* WHAT YOU HAVE TO DO:
Throughout the listing that follows, find each line with the word "Sonuç" and copy it.

* RECORDS FOR PROCESSING:
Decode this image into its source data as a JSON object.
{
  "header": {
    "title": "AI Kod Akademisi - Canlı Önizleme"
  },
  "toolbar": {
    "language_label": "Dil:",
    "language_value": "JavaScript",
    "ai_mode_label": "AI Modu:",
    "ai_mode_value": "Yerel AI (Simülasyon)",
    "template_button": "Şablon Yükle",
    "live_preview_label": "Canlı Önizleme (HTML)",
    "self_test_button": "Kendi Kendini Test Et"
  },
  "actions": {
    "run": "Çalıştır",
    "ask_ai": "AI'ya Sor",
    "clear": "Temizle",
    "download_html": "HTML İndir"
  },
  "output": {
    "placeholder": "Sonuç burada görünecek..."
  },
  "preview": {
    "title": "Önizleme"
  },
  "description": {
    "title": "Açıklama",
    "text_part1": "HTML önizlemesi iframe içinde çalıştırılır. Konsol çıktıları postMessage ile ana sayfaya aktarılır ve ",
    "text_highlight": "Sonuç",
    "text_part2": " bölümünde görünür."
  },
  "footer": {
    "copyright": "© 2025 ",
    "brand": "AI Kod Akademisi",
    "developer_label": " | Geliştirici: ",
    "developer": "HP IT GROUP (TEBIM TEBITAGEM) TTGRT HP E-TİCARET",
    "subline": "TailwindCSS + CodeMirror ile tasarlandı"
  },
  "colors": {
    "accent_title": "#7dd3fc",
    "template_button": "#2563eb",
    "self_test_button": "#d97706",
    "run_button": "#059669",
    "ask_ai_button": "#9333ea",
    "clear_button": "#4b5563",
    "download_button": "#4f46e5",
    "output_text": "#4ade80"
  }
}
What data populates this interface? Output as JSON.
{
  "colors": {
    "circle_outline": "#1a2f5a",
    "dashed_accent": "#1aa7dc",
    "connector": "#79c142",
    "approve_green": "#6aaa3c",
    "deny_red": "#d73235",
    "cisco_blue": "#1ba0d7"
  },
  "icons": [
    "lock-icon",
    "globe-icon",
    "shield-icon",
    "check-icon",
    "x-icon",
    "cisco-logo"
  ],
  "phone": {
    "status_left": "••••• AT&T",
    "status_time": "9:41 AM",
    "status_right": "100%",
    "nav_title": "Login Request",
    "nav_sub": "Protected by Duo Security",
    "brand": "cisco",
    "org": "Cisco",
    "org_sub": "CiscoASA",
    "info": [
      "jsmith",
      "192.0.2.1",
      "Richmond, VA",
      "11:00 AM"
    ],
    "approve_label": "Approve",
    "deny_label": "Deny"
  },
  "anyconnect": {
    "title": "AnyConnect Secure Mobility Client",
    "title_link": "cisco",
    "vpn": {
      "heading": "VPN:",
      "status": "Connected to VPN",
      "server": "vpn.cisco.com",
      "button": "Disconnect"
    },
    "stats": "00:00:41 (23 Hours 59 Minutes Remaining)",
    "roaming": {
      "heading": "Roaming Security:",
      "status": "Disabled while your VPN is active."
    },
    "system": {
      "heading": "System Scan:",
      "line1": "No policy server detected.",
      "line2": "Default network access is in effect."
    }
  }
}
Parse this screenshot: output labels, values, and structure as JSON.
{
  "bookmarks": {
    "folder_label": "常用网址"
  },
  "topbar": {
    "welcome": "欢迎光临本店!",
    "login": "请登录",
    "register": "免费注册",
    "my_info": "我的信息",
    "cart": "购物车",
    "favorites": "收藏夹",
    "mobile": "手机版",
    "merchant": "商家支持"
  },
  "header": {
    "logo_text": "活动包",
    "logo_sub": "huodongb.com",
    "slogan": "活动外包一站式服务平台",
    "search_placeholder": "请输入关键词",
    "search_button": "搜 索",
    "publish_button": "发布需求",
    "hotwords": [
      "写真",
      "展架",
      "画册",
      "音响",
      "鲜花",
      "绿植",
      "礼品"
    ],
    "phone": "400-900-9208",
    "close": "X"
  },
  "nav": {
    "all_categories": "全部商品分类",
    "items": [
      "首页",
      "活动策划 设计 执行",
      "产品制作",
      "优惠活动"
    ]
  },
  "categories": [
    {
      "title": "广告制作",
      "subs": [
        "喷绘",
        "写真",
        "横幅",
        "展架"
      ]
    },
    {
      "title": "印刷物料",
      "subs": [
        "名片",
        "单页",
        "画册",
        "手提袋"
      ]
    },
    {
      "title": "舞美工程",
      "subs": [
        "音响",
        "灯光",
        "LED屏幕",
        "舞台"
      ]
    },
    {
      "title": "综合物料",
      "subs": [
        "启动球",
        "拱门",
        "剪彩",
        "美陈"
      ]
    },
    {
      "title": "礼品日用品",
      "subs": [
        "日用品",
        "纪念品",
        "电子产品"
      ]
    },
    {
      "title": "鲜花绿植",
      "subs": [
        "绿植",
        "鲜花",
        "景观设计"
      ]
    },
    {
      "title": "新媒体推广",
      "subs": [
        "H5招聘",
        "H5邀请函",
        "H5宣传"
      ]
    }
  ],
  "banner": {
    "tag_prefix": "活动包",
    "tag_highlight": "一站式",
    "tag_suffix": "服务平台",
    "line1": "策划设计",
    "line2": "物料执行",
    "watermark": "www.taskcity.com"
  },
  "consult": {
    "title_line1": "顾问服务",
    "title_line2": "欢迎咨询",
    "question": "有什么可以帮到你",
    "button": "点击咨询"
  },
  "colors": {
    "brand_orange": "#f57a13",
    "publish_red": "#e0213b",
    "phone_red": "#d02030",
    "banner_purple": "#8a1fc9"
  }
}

* SOLUTION TO THE EXERCISE:
    "placeholder": "Sonuç burada görünecek..."
    "text_highlight": "Sonuç",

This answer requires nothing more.